Within the records below, filter for lines carrying the word "Positionsnummer" and copy them.

*** Opening Records shown ***

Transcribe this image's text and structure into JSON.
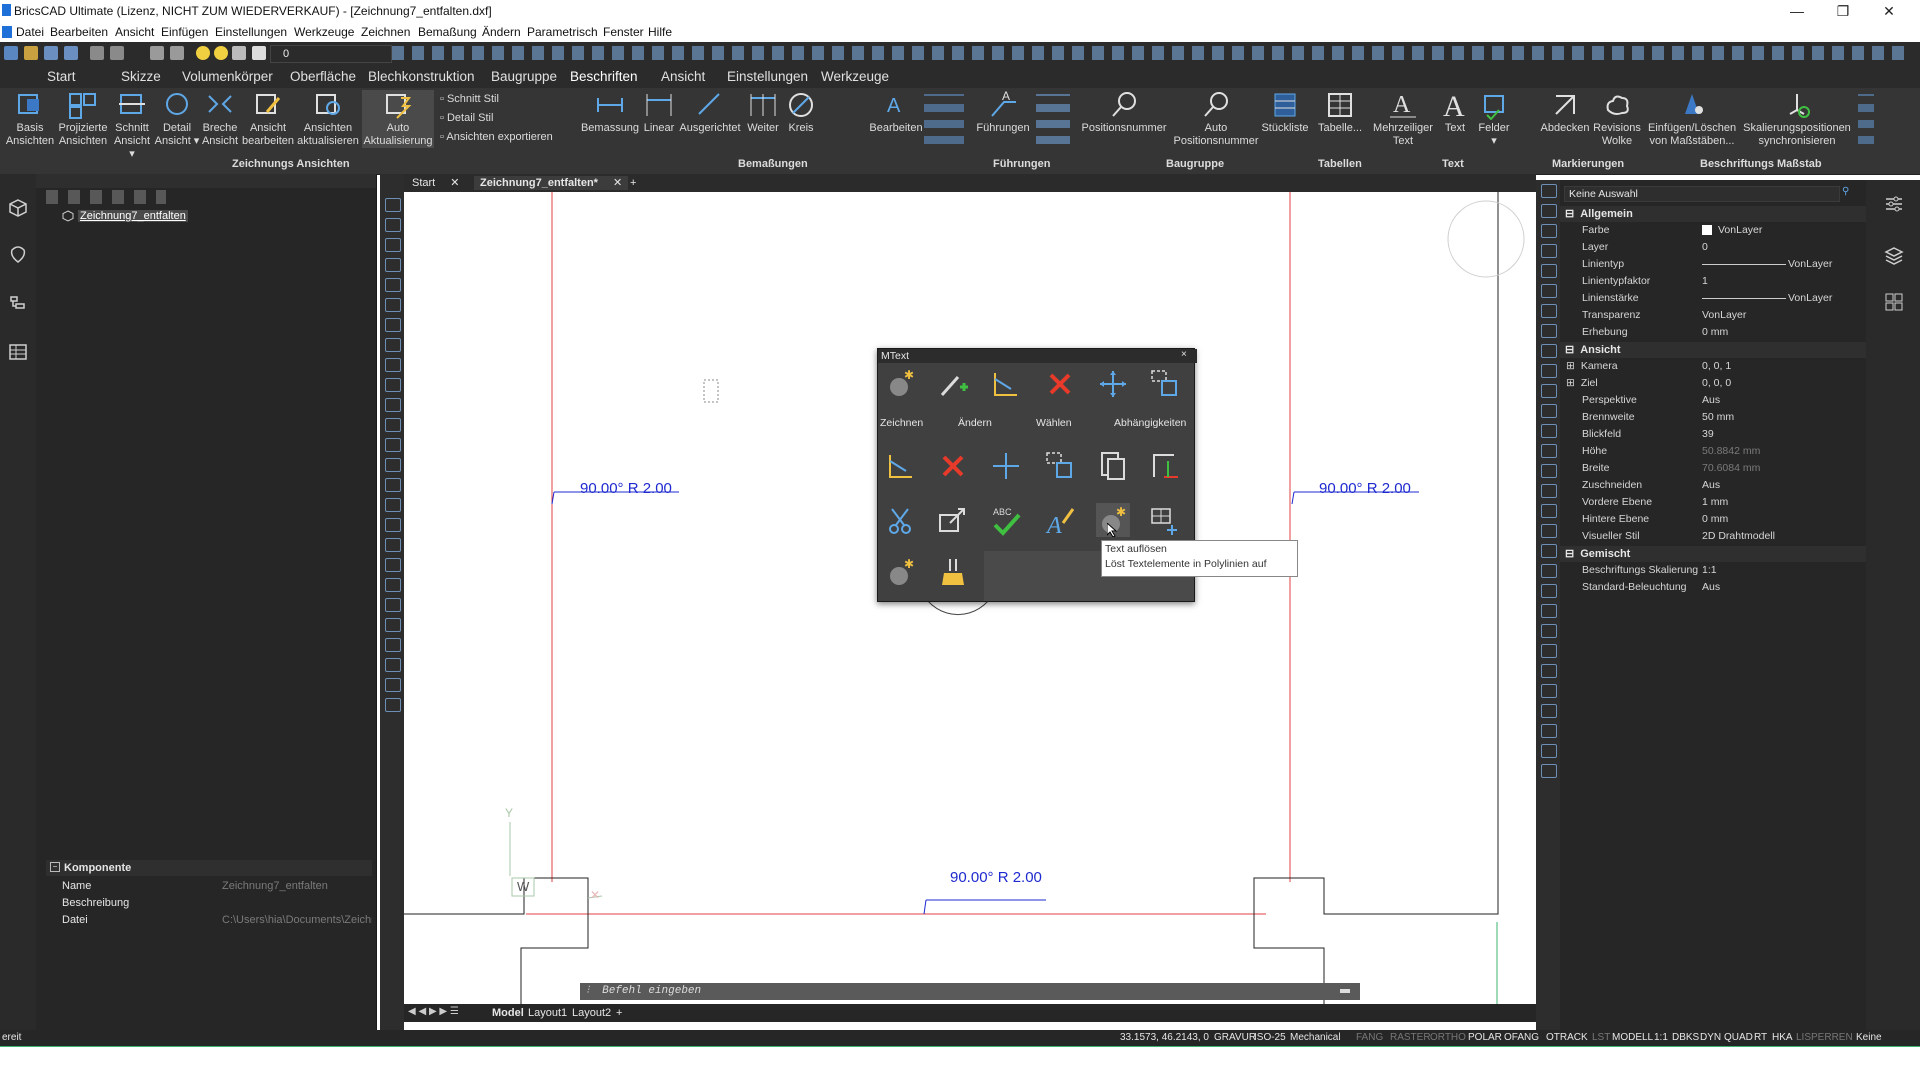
{
  "window": {
    "title": "BricsCAD Ultimate (Lizenz, NICHT ZUM WIEDERVERKAUF) - [Zeichnung7_entfalten.dxf]",
    "minimize": "—",
    "restore": "❐",
    "close": "✕"
  },
  "menu": [
    "Datei",
    "Bearbeiten",
    "Ansicht",
    "Einfügen",
    "Einstellungen",
    "Werkzeuge",
    "Zeichnen",
    "Bemaßung",
    "Ändern",
    "Parametrisch",
    "Fenster",
    "Hilfe"
  ],
  "quick_toolbar": {
    "layer_value": "0"
  },
  "ribbon_tabs": [
    "Start",
    "Skizze",
    "Volumenkörper",
    "Oberfläche",
    "Blechkonstruktion",
    "Baugruppe",
    "Beschriften",
    "Ansicht",
    "Einstellungen",
    "Werkzeuge"
  ],
  "active_tab": "Beschriften",
  "ribbon": {
    "zeichnungs_ansichten": {
      "group": "Zeichnungs Ansichten",
      "buttons": [
        {
          "l1": "Basis",
          "l2": "Ansichten"
        },
        {
          "l1": "Projizierte",
          "l2": "Ansichten"
        },
        {
          "l1": "Schnitt",
          "l2": "Ansicht ▾"
        },
        {
          "l1": "Detail",
          "l2": "Ansicht ▾"
        },
        {
          "l1": "Breche",
          "l2": "Ansicht"
        },
        {
          "l1": "Ansicht",
          "l2": "bearbeiten"
        },
        {
          "l1": "Ansichten",
          "l2": "aktualisieren"
        },
        {
          "l1": "Auto",
          "l2": "Aktualisierung"
        }
      ],
      "small": [
        "Schnitt Stil",
        "Detail Stil",
        "Ansichten exportieren"
      ]
    },
    "bemassungen": {
      "group": "Bemaßungen",
      "buttons": [
        "Bemassung",
        "Linear",
        "Ausgerichtet",
        "Weiter",
        "Kreis",
        "Bearbeiten"
      ]
    },
    "fuehrungen": {
      "group": "Führungen",
      "buttons": [
        "Führungen"
      ]
    },
    "baugruppe": {
      "group": "Baugruppe",
      "buttons": [
        "Positionsnummer",
        "Auto Positionsnummer"
      ]
    },
    "tabellen": {
      "group": "Tabellen",
      "buttons": [
        "Stückliste",
        "Tabelle..."
      ]
    },
    "text": {
      "group": "Text",
      "buttons": [
        {
          "l1": "Mehrzeiliger",
          "l2": "Text"
        },
        {
          "l1": "Text",
          "l2": ""
        },
        {
          "l1": "Felder",
          "l2": "▾"
        }
      ]
    },
    "markierungen": {
      "group": "Markierungen",
      "buttons": [
        {
          "l1": "Abdecken",
          "l2": ""
        },
        {
          "l1": "Revisions",
          "l2": "Wolke"
        }
      ]
    },
    "beschriftungs_massstab": {
      "group": "Beschriftungs Maßstab",
      "buttons": [
        {
          "l1": "Einfügen/Löschen",
          "l2": "von Maßstäben..."
        },
        {
          "l1": "Skalierungspositionen",
          "l2": "synchronisieren"
        }
      ]
    }
  },
  "left_panel": {
    "tree_root": "Zeichnung7_entfalten",
    "component_section": "Komponente",
    "rows": [
      {
        "label": "Name",
        "value": "Zeichnung7_entfalten"
      },
      {
        "label": "Beschreibung",
        "value": ""
      },
      {
        "label": "Datei",
        "value": "C:\\Users\\hia\\Documents\\Zeichnun"
      }
    ]
  },
  "doc_tabs": [
    {
      "label": "Start"
    },
    {
      "label": "Zeichnung7_entfalten*"
    }
  ],
  "canvas": {
    "dim_labels": [
      "90.00° R 2.00",
      "90.00° R 2.00",
      "90.00° R 2.00"
    ],
    "ucs_y": "Y",
    "ucs_w": "W"
  },
  "mtext_panel": {
    "title": "MText",
    "close": "×",
    "row_labels": [
      "Zeichnen",
      "Ändern",
      "Wählen",
      "Abhängigkeiten"
    ],
    "tooltip_title": "Text auflösen",
    "tooltip_desc": "Löst Textelemente in Polylinien auf"
  },
  "command_line": {
    "placeholder": "Befehl eingeben"
  },
  "layout_tabs": [
    "Model",
    "Layout1",
    "Layout2",
    "+"
  ],
  "properties": {
    "selection": "Keine Auswahl",
    "sections": {
      "allgemein": {
        "title": "Allgemein",
        "rows": [
          {
            "label": "Farbe",
            "value": "VonLayer"
          },
          {
            "label": "Layer",
            "value": "0"
          },
          {
            "label": "Linientyp",
            "value": "VonLayer"
          },
          {
            "label": "Linientypfaktor",
            "value": "1"
          },
          {
            "label": "Linienstärke",
            "value": "VonLayer"
          },
          {
            "label": "Transparenz",
            "value": "VonLayer"
          },
          {
            "label": "Erhebung",
            "value": "0 mm"
          }
        ]
      },
      "ansicht": {
        "title": "Ansicht",
        "rows": [
          {
            "label": "Kamera",
            "value": "0, 0, 1"
          },
          {
            "label": "Ziel",
            "value": "0, 0, 0"
          },
          {
            "label": "Perspektive",
            "value": "Aus"
          },
          {
            "label": "Brennweite",
            "value": "50 mm"
          },
          {
            "label": "Blickfeld",
            "value": "39"
          },
          {
            "label": "Höhe",
            "value": "50.8842 mm"
          },
          {
            "label": "Breite",
            "value": "70.6084 mm"
          },
          {
            "label": "Zuschneiden",
            "value": "Aus"
          },
          {
            "label": "Vordere Ebene",
            "value": "1 mm"
          },
          {
            "label": "Hintere Ebene",
            "value": "0 mm"
          },
          {
            "label": "Visueller Stil",
            "value": "2D Drahtmodell"
          }
        ]
      },
      "gemischt": {
        "title": "Gemischt",
        "rows": [
          {
            "label": "Beschriftungs Skalierung",
            "value": "1:1"
          },
          {
            "label": "Standard-Beleuchtung",
            "value": "Aus"
          }
        ]
      }
    }
  },
  "status": {
    "left": "ereit",
    "coords": "33.1573, 46.2143, 0",
    "items": [
      "GRAVUR",
      "ISO-25",
      "Mechanical",
      "FANG",
      "RASTER",
      "ORTHO",
      "POLAR",
      "OFANG",
      "OTRACK",
      "LST",
      "MODELL",
      "1:1",
      "DBKS",
      "DYN",
      "QUAD",
      "RT",
      "HKA",
      "LISPERREN",
      "Keine"
    ]
  },
  "colors": {
    "accent": "#1c6fd6",
    "dim_text": "#1e2ad0",
    "red_line": "#e04040"
  }
}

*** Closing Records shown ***

Output for this task:
        "Positionsnummer",
        "Auto Positionsnummer"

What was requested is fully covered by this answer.